§ **PROBLEM DESCRIPTION**
Nothing in the data should change when you return it, but leave the pictures out.

§ **Dataset rows describing interfaces**
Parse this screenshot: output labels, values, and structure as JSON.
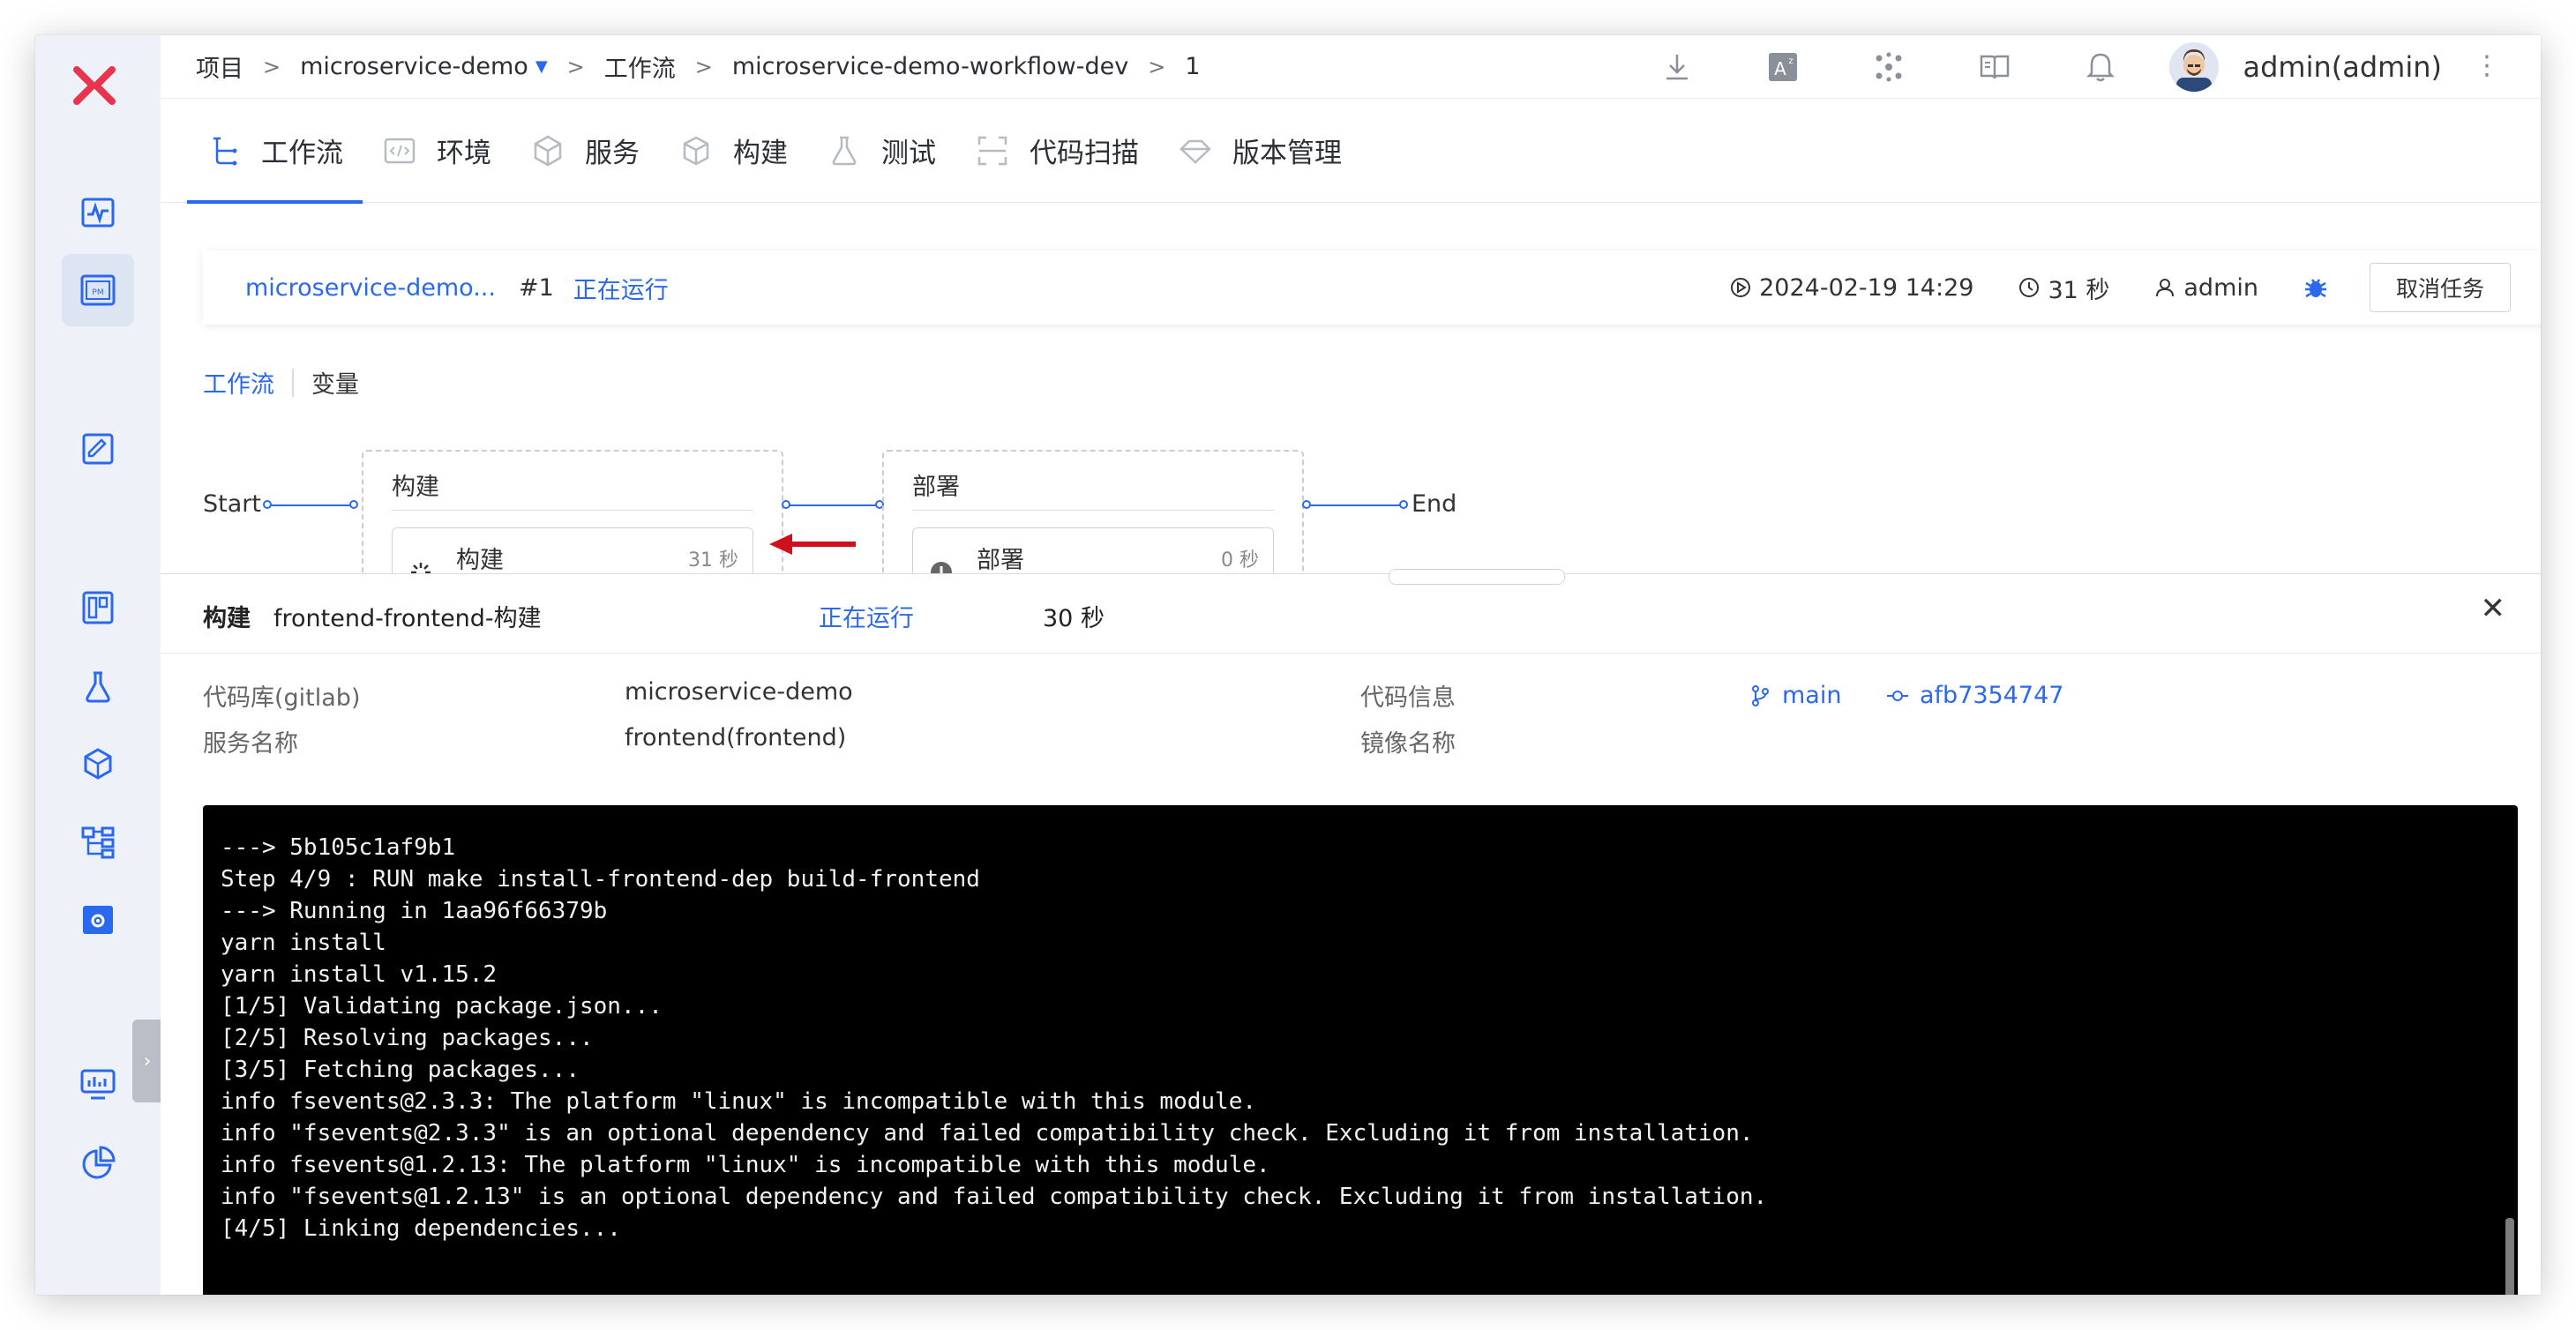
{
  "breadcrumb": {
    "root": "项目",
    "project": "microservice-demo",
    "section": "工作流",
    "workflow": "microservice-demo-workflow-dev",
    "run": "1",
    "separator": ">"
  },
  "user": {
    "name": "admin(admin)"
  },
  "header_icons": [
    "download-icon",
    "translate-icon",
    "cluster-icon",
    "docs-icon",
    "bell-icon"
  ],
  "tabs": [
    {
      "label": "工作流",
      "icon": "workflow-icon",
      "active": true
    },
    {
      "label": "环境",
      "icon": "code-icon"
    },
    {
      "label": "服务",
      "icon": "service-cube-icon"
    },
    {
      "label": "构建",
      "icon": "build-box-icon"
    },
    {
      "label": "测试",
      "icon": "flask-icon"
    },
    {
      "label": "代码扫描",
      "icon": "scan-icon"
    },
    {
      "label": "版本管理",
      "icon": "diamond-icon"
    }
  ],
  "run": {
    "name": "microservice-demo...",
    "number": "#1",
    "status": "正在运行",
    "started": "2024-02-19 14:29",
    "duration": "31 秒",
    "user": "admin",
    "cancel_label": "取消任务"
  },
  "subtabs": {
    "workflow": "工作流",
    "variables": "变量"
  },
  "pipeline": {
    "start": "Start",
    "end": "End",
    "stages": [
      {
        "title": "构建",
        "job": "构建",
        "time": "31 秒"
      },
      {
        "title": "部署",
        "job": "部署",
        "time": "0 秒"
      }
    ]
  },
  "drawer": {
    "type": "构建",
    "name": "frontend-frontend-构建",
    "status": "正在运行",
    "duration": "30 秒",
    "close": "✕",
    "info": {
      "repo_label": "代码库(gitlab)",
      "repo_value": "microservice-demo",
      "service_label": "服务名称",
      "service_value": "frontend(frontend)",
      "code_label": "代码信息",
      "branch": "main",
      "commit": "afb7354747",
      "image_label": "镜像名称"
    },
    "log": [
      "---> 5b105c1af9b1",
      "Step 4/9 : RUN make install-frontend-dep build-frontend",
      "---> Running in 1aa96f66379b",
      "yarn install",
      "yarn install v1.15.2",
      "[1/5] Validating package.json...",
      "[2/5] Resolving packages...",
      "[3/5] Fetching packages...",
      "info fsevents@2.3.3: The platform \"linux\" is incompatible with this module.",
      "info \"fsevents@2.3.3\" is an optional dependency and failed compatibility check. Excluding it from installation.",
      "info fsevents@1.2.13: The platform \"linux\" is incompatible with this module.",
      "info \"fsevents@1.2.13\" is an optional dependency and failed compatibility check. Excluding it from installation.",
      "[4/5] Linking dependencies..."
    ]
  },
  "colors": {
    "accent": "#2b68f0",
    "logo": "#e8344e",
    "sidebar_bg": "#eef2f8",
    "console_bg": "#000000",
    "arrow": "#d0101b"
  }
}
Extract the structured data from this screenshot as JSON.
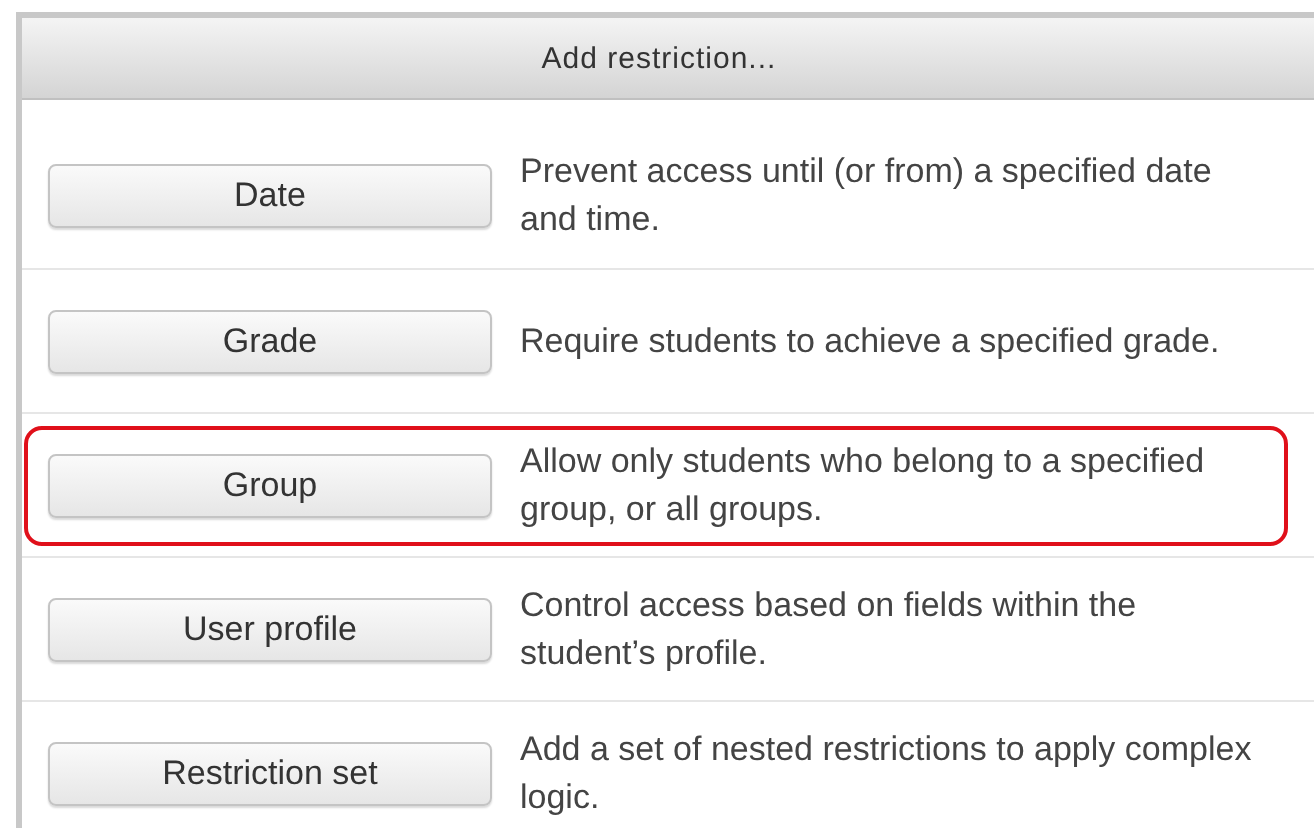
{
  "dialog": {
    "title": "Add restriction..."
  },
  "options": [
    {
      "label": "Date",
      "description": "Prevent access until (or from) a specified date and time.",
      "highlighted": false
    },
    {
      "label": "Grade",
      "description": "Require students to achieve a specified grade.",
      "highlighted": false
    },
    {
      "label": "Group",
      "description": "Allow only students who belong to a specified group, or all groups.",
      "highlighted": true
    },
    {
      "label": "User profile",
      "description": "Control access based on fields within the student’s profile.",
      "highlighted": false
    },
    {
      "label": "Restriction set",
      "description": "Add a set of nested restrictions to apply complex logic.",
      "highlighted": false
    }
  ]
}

§ **RESULT OF THIS EXERCISE**
Parse this screenshot: output labels, values, and structure as JSON.
{
  "breadcrumb": {
    "root": "项目",
    "project": "microservice-demo",
    "section": "工作流",
    "workflow": "microservice-demo-workflow-dev",
    "run": "1",
    "separator": ">"
  },
  "user": {
    "name": "admin(admin)"
  },
  "header_icons": [
    "download-icon",
    "translate-icon",
    "cluster-icon",
    "docs-icon",
    "bell-icon"
  ],
  "tabs": [
    {
      "label": "工作流",
      "icon": "workflow-icon",
      "active": true
    },
    {
      "label": "环境",
      "icon": "code-icon"
    },
    {
      "label": "服务",
      "icon": "service-cube-icon"
    },
    {
      "label": "构建",
      "icon": "build-box-icon"
    },
    {
      "label": "测试",
      "icon": "flask-icon"
    },
    {
      "label": "代码扫描",
      "icon": "scan-icon"
    },
    {
      "label": "版本管理",
      "icon": "diamond-icon"
    }
  ],
  "run": {
    "name": "microservice-demo...",
    "number": "#1",
    "status": "正在运行",
    "started": "2024-02-19 14:29",
    "duration": "31 秒",
    "user": "admin",
    "cancel_label": "取消任务"
  },
  "subtabs": {
    "workflow": "工作流",
    "variables": "变量"
  },
  "pipeline": {
    "start": "Start",
    "end": "End",
    "stages": [
      {
        "title": "构建",
        "job": "构建",
        "time": "31 秒"
      },
      {
        "title": "部署",
        "job": "部署",
        "time": "0 秒"
      }
    ]
  },
  "drawer": {
    "type": "构建",
    "name": "frontend-frontend-构建",
    "status": "正在运行",
    "duration": "30 秒",
    "close": "✕",
    "info": {
      "repo_label": "代码库(gitlab)",
      "repo_value": "microservice-demo",
      "service_label": "服务名称",
      "service_value": "frontend(frontend)",
      "code_label": "代码信息",
      "branch": "main",
      "commit": "afb7354747",
      "image_label": "镜像名称"
    },
    "log": [
      "---> 5b105c1af9b1",
      "Step 4/9 : RUN make install-frontend-dep build-frontend",
      "---> Running in 1aa96f66379b",
      "yarn install",
      "yarn install v1.15.2",
      "[1/5] Validating package.json...",
      "[2/5] Resolving packages...",
      "[3/5] Fetching packages...",
      "info fsevents@2.3.3: The platform \"linux\" is incompatible with this module.",
      "info \"fsevents@2.3.3\" is an optional dependency and failed compatibility check. Excluding it from installation.",
      "info fsevents@1.2.13: The platform \"linux\" is incompatible with this module.",
      "info \"fsevents@1.2.13\" is an optional dependency and failed compatibility check. Excluding it from installation.",
      "[4/5] Linking dependencies..."
    ]
  },
  "colors": {
    "accent": "#2b68f0",
    "logo": "#e8344e",
    "sidebar_bg": "#eef2f8",
    "console_bg": "#000000",
    "arrow": "#d0101b"
  }
}
Extract the structured data from this screenshot as JSON.
{
  "dialog": {
    "title": "Add restriction..."
  },
  "options": [
    {
      "label": "Date",
      "description": "Prevent access until (or from) a specified date and time.",
      "highlighted": false
    },
    {
      "label": "Grade",
      "description": "Require students to achieve a specified grade.",
      "highlighted": false
    },
    {
      "label": "Group",
      "description": "Allow only students who belong to a specified group, or all groups.",
      "highlighted": true
    },
    {
      "label": "User profile",
      "description": "Control access based on fields within the student’s profile.",
      "highlighted": false
    },
    {
      "label": "Restriction set",
      "description": "Add a set of nested restrictions to apply complex logic.",
      "highlighted": false
    }
  ]
}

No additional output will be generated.